A Cross-Cultural Study Speech Act of Condolence in English and Arabic


The present study investigates the speech act of condolence from a cross-cultural perspective that is used by Iraqi EFL learners, compared with Australian native speakers of English (ANSEs), as well as the effect of Iraqi Arabic. It is hypothesized that Iraqi EFL learners have no adequate pragmatic competence to offer condolence appropriately, they use different strategies for offering the speech act of condolence, transfer of L1 knowledge into L2 is the widely used strategy when using religious statements of condolence, and Iraqi EFL learners have a cultural gap about death and how to offer condolence in English culture.

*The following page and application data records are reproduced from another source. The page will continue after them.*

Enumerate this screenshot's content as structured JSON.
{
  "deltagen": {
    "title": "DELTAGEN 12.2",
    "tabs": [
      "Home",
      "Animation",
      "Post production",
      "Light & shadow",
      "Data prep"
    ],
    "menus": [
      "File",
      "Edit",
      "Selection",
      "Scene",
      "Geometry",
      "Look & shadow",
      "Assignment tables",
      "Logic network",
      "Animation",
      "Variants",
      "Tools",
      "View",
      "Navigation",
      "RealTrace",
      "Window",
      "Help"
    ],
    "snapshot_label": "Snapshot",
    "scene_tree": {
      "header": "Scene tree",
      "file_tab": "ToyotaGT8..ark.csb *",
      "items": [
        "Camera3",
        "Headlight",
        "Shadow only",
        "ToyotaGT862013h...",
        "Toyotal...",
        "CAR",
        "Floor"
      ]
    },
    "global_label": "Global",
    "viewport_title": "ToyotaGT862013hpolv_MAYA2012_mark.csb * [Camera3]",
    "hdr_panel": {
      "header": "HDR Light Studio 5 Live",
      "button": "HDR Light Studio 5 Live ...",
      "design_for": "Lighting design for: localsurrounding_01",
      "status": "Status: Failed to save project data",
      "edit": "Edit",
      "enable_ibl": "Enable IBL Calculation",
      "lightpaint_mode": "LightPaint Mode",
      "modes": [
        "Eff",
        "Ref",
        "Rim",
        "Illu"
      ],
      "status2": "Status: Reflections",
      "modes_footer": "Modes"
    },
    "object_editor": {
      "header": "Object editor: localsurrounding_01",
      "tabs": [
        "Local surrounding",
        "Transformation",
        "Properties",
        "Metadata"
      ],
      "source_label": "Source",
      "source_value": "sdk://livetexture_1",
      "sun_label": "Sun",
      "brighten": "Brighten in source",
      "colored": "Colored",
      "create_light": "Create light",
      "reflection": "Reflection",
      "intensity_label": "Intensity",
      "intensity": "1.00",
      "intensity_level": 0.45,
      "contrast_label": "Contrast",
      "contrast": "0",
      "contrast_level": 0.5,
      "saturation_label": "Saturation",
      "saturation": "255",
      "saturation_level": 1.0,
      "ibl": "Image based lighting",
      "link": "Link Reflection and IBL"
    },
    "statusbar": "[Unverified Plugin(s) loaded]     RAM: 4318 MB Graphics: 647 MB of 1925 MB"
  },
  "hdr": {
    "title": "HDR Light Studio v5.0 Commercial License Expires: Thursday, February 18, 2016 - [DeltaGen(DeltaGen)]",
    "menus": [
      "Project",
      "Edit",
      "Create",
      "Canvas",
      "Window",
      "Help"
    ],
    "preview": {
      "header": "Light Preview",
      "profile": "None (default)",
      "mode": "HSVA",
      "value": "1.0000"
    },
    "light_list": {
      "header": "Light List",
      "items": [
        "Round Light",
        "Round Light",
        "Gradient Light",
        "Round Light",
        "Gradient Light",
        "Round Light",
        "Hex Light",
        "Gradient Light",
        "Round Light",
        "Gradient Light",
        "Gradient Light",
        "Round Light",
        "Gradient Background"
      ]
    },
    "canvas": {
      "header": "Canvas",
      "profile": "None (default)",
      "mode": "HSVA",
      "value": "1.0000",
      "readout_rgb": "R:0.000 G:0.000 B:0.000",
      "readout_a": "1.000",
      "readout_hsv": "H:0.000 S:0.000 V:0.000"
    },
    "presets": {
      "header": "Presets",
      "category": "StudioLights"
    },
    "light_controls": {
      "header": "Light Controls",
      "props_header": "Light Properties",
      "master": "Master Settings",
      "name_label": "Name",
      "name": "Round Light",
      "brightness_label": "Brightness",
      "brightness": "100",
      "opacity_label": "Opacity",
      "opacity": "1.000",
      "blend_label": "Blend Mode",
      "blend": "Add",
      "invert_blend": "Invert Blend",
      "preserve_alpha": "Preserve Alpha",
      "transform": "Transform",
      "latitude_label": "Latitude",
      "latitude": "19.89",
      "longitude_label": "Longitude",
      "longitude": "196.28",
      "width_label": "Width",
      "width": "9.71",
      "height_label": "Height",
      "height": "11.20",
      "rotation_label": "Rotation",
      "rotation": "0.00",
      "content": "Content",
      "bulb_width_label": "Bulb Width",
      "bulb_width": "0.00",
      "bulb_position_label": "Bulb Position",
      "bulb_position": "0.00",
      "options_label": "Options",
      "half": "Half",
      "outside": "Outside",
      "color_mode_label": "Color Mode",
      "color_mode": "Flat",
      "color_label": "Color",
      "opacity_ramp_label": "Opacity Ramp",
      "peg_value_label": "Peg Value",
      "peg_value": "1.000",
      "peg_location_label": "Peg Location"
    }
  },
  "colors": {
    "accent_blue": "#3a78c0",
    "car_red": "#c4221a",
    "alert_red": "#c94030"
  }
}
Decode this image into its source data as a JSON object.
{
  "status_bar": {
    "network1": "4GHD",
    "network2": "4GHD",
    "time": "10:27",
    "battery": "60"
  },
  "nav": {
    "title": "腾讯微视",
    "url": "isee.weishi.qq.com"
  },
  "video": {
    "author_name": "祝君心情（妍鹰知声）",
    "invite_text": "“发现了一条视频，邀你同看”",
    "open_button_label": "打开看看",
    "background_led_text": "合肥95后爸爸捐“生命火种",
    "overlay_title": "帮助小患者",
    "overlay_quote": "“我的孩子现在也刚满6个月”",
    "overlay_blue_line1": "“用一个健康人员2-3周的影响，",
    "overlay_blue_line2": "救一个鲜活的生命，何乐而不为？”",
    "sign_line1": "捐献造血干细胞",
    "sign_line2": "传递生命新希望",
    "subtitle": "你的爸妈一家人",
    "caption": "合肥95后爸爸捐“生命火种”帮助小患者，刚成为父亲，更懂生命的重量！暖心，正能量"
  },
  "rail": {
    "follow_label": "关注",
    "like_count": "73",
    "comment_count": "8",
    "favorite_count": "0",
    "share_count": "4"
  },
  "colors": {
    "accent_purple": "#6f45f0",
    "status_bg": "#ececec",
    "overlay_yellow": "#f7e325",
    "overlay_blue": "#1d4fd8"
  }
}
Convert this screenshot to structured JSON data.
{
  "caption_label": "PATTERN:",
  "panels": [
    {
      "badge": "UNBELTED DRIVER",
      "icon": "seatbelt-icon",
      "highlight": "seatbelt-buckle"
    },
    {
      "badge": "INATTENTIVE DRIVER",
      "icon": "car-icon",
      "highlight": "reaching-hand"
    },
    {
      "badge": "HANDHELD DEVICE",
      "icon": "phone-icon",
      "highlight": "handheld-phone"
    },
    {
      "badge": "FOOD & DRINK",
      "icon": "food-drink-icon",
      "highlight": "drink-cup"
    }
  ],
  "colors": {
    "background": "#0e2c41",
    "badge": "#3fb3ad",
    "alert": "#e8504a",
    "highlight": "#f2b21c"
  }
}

This study aims to investigate the pragmatic ability of the Iraqi EFL learners in offering their condolences in the English language in a proper way, and if they have enough pragmatic competence or not. Also, to uncover the reasons behind any pragmatic transfer or any use of interlanguage pragmatics. It aims at showing the cross-cultural factors that make the participants selecting differently from different strategies. A Discourse Completion Task (DCT) were distributed to three groups of participants Iraqi EFL learners, Australian Native Speakers of English (ANSEs), and Iraqi native speakers of Arabic (INSAs). The adopted model is a modified version of Elwood (2004). The analyzed data show that Iraqi EFL learners use strategies that carry a religious face more than other strategies. There is a cultural gap in death occasions and condolences. New strategies are found depending on the participants' responses. There is an evidence of pragmatic transfer, pragmatic failure and a huge use of interlanguage pragmatics.